President Obama’s trip to China produced important bilateral visa, military, and climate agreements, yet much work remains to implement this ambitious agenda.
Beijing is committed to advocating for reduced tensions and peaceful solutions to regional challenges in the Middle East, like the Israeli-Palestinian conflict and the Iran nuclear talks.
Despite its regional commercial interests, Beijing will not join military efforts against the Islamic State in the Middle East because of the country’s longstanding principle of non-interference.
Following India’s leadership transition to Prime Minister Narendra Modi, China has sought to grow its diplomatic, economic, and trade ties with the neighboring Asian power.

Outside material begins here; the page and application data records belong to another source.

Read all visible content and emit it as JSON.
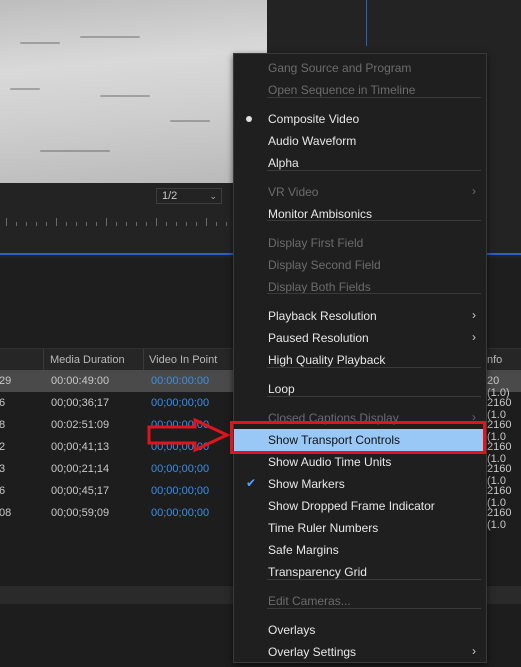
{
  "monitor": {
    "resolution_selector": "1/2",
    "colors": {
      "panel_bg": "#232323",
      "accent_blue": "#2d5fc8"
    }
  },
  "table": {
    "headers": [
      "Media Duration",
      "Video In Point",
      "nfo"
    ],
    "rows": [
      {
        "left": "29",
        "duration": "00:00:49:00",
        "in_point": "00:00:00:00",
        "info": "20 (1.0)"
      },
      {
        "left": "6",
        "duration": "00;00;36;17",
        "in_point": "00;00;00;00",
        "info": "2160 (1.0"
      },
      {
        "left": "8",
        "duration": "00:02:51:09",
        "in_point": "00:00:00:00",
        "info": "2160 (1.0"
      },
      {
        "left": "2",
        "duration": "00;00;41;13",
        "in_point": "00;00;00;00",
        "info": "2160 (1.0"
      },
      {
        "left": "3",
        "duration": "00;00;21;14",
        "in_point": "00;00;00;00",
        "info": "2160 (1.0"
      },
      {
        "left": "6",
        "duration": "00;00;45;17",
        "in_point": "00;00;00;00",
        "info": "2160 (1.0"
      },
      {
        "left": "08",
        "duration": "00;00;59;09",
        "in_point": "00;00;00;00",
        "info": "2160 (1.0"
      }
    ]
  },
  "menu": {
    "items": [
      {
        "label": "Gang Source and Program",
        "disabled": true
      },
      {
        "label": "Open Sequence in Timeline",
        "disabled": true
      },
      {
        "label": "Composite Video",
        "mark": "dot"
      },
      {
        "label": "Audio Waveform"
      },
      {
        "label": "Alpha"
      },
      {
        "label": "VR Video",
        "disabled": true,
        "submenu": true
      },
      {
        "label": "Monitor Ambisonics"
      },
      {
        "label": "Display First Field",
        "disabled": true
      },
      {
        "label": "Display Second Field",
        "disabled": true
      },
      {
        "label": "Display Both Fields",
        "disabled": true
      },
      {
        "label": "Playback Resolution",
        "submenu": true
      },
      {
        "label": "Paused Resolution",
        "submenu": true
      },
      {
        "label": "High Quality Playback"
      },
      {
        "label": "Loop"
      },
      {
        "label": "Closed Captions Display",
        "disabled": true,
        "submenu": true
      },
      {
        "label": "Show Transport Controls",
        "highlighted": true
      },
      {
        "label": "Show Audio Time Units"
      },
      {
        "label": "Show Markers",
        "mark": "check"
      },
      {
        "label": "Show Dropped Frame Indicator"
      },
      {
        "label": "Time Ruler Numbers"
      },
      {
        "label": "Safe Margins"
      },
      {
        "label": "Transparency Grid"
      },
      {
        "label": "Edit Cameras...",
        "disabled": true
      },
      {
        "label": "Overlays"
      },
      {
        "label": "Overlay Settings",
        "submenu": true
      }
    ],
    "submenu_glyph": "›",
    "check_glyph": "✔",
    "highlight_color": "#99c8f7",
    "annotation_color": "#e1131c"
  }
}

Managing post–fuel cycle nuclear materials poses risks and requires detailed planning, yet experts maintain that the benefits of lower energy prices outweigh these concerns.

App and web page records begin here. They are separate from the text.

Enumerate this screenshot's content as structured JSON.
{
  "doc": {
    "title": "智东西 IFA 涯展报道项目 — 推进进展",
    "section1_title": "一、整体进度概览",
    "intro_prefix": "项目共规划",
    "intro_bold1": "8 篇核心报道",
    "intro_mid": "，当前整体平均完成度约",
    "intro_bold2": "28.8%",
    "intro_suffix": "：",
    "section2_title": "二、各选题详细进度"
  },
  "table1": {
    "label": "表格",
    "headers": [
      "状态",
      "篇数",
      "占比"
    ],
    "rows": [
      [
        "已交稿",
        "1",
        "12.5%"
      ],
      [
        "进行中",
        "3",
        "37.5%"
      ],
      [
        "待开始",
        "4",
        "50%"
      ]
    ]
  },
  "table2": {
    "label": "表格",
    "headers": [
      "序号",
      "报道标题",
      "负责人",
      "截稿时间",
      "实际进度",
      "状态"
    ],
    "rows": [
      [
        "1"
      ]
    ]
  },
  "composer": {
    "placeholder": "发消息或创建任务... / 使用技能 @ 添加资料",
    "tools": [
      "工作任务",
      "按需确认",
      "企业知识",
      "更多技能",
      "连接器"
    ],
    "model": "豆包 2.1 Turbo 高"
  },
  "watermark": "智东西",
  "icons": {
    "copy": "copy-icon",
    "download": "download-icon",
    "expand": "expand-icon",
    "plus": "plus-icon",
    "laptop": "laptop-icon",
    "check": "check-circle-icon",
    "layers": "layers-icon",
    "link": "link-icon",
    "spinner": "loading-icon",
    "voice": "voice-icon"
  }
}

Chinese leaders have ambitious plans for developing the country’s nuclear energy program, but can they reach their goals while also keeping the program safe, secure, and sustainable?
Chinese officials would like developed countries to extend greater support to developing nations for their efforts to combat climate change. With more support, China would be willing to agree to more ambitious commitments.
Chinese officials view the Shanghai Free Trade Zone as a means to create a pro-reform environment domestically and create the conditions for the conclusion of a U.S.-China Bilateral Investment Treaty and even an eventual accession to the Trans-Pacific Partnership Agreement.
While the two major Asia-Pacific trade initiatives, the TPP and RCEP, differ in their levels of ambition, they share common aims and hold the potential to bring important positive economic and geopolitical benefits to the region.
Pakistan has the potential to serve as transit hub from energy-rich Central Asian states to China, and even India, but only if its leaders can overcome deep-rooted political barriers.